The comparison of the events at Virginia Tech to daily life in Iraq is the exact analogy all Americans should use to properly assess the results the effects of the war.

Many media personalities are not permitted, or are unwilling, to ask a wide variety of questions, for fear of offending advertisers, for fear of losing access to sources or even for fear of losing their jobs. Whether their timidity is justified or not, the country and the world lose out on valuable information crucial to their everyday lives. Corruption is less likely to be exposed, I do believe that when the history of today is written and studied many generations from now, it will be noted and highlighted is that one of the few contexts in which honest questions about current events were able to be asked without fear of retribution was through the "comedy" of the Daily Show. It is an unfortunate state of affairs. How long will Jon Stewart be labeled "fake" news (and how long will he consider himself "fake") and which "real" reporters will have the courage to help him out?

Tuesday, March 13, 2007

Gen. Peter Pace

General Peter Pace:
"I believe homosexual acts between two individuals are immoral and that we should not condone immoral acts," Pace said in an interview with the newspaper. "I do not believe the United States is well served by a policy that says it is okay to be immoral in any way."
A few things I think are immoral:
Gen. Pace, why don't you focus your energy and efforts on fighting a war in which our military is currently losing instead of wasting your time arguing yet another failed policy position? Any person living in the real world knows that homophobes will be embarrassed in the history books. What is the point of bigotry when you especially have real problems on your plate?

Monday, March 12, 2007

An Open Letter to Al Gore

Dear Vice President (President?) Albert Gore,
Please do not run for President. Now is not the time or the place. You are doing far too much good in the fight against climate change. You'd have to stop you work for the next two years in order to focus on the campaign, and as you keep saying, time is of the essence in race to save our green earth.

Plus, don't you think you could be much more useful (and fun) to be the Secretary of Energy in a Democratic Administration? Think of all the great meetings you could have with oil company lobbyists and former Halliburton executives:

Gore: Hi, thanks for coming by.

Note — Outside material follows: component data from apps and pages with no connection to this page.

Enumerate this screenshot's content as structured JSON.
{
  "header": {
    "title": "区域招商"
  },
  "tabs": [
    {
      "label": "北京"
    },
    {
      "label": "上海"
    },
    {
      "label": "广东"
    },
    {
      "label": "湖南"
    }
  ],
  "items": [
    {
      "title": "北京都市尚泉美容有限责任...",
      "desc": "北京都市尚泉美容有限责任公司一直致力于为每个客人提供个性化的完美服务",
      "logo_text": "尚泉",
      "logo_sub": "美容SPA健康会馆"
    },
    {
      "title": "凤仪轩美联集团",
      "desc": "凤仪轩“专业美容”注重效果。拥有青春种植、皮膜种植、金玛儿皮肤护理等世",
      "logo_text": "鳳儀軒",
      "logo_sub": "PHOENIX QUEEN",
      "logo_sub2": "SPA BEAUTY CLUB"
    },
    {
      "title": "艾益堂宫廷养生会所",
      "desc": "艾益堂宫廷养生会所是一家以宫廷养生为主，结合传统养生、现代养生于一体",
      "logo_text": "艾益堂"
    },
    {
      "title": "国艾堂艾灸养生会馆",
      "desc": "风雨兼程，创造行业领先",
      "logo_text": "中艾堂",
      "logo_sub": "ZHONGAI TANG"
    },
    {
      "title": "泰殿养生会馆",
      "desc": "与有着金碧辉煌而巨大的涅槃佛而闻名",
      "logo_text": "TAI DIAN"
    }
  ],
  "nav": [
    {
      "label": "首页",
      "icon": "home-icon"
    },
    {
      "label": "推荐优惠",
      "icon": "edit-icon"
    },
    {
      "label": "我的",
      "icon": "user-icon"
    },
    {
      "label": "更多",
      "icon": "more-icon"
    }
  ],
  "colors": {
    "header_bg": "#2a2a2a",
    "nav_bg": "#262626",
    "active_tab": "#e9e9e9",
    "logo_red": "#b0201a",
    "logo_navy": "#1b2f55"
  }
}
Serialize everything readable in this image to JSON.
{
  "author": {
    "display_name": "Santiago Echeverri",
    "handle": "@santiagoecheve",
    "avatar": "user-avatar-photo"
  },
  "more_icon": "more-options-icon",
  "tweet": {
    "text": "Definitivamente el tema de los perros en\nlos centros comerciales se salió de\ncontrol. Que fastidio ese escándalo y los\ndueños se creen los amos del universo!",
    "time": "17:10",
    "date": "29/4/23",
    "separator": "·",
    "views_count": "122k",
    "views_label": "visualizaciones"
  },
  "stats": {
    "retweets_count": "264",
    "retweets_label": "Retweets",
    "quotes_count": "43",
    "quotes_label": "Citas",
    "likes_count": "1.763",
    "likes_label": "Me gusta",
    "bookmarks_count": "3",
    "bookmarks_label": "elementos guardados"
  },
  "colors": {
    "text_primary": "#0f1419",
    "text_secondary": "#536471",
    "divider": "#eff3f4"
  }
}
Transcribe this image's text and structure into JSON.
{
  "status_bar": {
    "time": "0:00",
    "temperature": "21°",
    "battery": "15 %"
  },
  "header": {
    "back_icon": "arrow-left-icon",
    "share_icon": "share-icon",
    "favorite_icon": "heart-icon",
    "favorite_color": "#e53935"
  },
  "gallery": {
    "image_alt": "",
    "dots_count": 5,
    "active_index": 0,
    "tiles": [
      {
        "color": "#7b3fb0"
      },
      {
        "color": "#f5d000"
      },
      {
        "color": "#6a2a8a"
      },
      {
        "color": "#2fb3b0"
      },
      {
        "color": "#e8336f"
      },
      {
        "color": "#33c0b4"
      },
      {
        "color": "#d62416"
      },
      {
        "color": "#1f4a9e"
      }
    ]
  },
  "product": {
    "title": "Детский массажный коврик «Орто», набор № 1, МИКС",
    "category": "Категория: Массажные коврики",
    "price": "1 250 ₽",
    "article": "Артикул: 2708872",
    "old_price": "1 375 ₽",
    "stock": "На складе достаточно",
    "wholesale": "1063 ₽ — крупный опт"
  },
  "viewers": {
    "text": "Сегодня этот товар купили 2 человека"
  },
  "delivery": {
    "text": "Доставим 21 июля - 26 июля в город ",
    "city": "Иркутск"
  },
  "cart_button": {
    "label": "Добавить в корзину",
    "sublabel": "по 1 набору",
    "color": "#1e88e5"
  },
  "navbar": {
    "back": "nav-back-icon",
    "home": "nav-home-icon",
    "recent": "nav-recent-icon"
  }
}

Oil Lobbyist: Sure thing, thanks for having me. Let me fill you in on where I left off with the Bush administration.

Gore: Hold on a second. I wasn't aware the oil industry had anything useful to contribute to national energy policy any longer. We will be operating in the real world now with actual science used as the basis for policy. You have nothing to say? Like I said, thanks for coming by.

In either case, give the job some thought. It's much better for you than the Presidency.